What is needed: Restate each record exactly as it was written.

Data entries:
********************

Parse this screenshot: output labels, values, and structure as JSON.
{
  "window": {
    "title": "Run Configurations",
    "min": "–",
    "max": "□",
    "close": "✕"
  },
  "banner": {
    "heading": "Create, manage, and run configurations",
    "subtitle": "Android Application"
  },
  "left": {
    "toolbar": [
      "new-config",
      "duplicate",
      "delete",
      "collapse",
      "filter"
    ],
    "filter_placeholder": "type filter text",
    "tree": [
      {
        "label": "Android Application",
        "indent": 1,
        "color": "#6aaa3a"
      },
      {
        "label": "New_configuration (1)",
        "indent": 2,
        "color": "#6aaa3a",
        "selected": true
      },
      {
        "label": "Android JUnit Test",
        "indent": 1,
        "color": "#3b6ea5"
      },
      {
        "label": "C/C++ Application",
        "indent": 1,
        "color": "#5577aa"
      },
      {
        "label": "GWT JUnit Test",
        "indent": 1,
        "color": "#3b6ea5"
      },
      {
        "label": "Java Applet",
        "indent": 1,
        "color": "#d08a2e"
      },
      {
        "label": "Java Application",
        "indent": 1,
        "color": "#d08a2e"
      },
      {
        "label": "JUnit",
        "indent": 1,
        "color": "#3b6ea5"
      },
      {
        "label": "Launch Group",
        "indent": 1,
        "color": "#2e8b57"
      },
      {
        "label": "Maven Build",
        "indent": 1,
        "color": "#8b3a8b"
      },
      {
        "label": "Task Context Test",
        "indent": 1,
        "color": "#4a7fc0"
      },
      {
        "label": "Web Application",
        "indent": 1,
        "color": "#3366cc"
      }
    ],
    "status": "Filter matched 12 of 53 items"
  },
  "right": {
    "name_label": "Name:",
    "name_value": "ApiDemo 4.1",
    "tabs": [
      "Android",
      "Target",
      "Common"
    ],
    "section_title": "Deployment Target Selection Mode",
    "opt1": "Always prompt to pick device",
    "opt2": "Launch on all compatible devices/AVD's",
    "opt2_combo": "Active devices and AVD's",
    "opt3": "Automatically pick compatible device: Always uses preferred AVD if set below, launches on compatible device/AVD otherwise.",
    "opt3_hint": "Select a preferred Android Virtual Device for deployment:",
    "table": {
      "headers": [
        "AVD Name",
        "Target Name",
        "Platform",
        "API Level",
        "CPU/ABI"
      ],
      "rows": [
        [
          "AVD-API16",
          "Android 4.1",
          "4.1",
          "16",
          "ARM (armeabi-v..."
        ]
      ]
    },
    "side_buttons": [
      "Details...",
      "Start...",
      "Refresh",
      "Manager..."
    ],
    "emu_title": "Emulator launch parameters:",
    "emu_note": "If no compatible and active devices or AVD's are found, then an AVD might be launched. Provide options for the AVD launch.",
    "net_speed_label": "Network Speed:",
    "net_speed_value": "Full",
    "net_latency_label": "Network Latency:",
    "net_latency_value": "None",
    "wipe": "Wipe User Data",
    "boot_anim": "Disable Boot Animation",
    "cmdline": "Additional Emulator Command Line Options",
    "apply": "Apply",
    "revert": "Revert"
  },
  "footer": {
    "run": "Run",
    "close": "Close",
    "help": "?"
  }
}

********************

Result:
Parse this screenshot: output labels, values, and structure as JSON.
{
  "window": {
    "title": "Run Configurations",
    "min": "–",
    "max": "□",
    "close": "✕"
  },
  "banner": {
    "heading": "Create, manage, and run configurations",
    "subtitle": "Android Application"
  },
  "left": {
    "toolbar": [
      "new-config",
      "duplicate",
      "delete",
      "collapse",
      "filter"
    ],
    "filter_placeholder": "type filter text",
    "tree": [
      {
        "label": "Android Application",
        "indent": 1,
        "color": "#6aaa3a"
      },
      {
        "label": "New_configuration (1)",
        "indent": 2,
        "color": "#6aaa3a",
        "selected": true
      },
      {
        "label": "Android JUnit Test",
        "indent": 1,
        "color": "#3b6ea5"
      },
      {
        "label": "C/C++ Application",
        "indent": 1,
        "color": "#5577aa"
      },
      {
        "label": "GWT JUnit Test",
        "indent": 1,
        "color": "#3b6ea5"
      },
      {
        "label": "Java Applet",
        "indent": 1,
        "color": "#d08a2e"
      },
      {
        "label": "Java Application",
        "indent": 1,
        "color": "#d08a2e"
      },
      {
        "label": "JUnit",
        "indent": 1,
        "color": "#3b6ea5"
      },
      {
        "label": "Launch Group",
        "indent": 1,
        "color": "#2e8b57"
      },
      {
        "label": "Maven Build",
        "indent": 1,
        "color": "#8b3a8b"
      },
      {
        "label": "Task Context Test",
        "indent": 1,
        "color": "#4a7fc0"
      },
      {
        "label": "Web Application",
        "indent": 1,
        "color": "#3366cc"
      }
    ],
    "status": "Filter matched 12 of 53 items"
  },
  "right": {
    "name_label": "Name:",
    "name_value": "ApiDemo 4.1",
    "tabs": [
      "Android",
      "Target",
      "Common"
    ],
    "section_title": "Deployment Target Selection Mode",
    "opt1": "Always prompt to pick device",
    "opt2": "Launch on all compatible devices/AVD's",
    "opt2_combo": "Active devices and AVD's",
    "opt3": "Automatically pick compatible device: Always uses preferred AVD if set below, launches on compatible device/AVD otherwise.",
    "opt3_hint": "Select a preferred Android Virtual Device for deployment:",
    "table": {
      "headers": [
        "AVD Name",
        "Target Name",
        "Platform",
        "API Level",
        "CPU/ABI"
      ],
      "rows": [
        [
          "AVD-API16",
          "Android 4.1",
          "4.1",
          "16",
          "ARM (armeabi-v..."
        ]
      ]
    },
    "side_buttons": [
      "Details...",
      "Start...",
      "Refresh",
      "Manager..."
    ],
    "emu_title": "Emulator launch parameters:",
    "emu_note": "If no compatible and active devices or AVD's are found, then an AVD might be launched. Provide options for the AVD launch.",
    "net_speed_label": "Network Speed:",
    "net_speed_value": "Full",
    "net_latency_label": "Network Latency:",
    "net_latency_value": "None",
    "wipe": "Wipe User Data",
    "boot_anim": "Disable Boot Animation",
    "cmdline": "Additional Emulator Command Line Options",
    "apply": "Apply",
    "revert": "Revert"
  },
  "footer": {
    "run": "Run",
    "close": "Close",
    "help": "?"
  }
}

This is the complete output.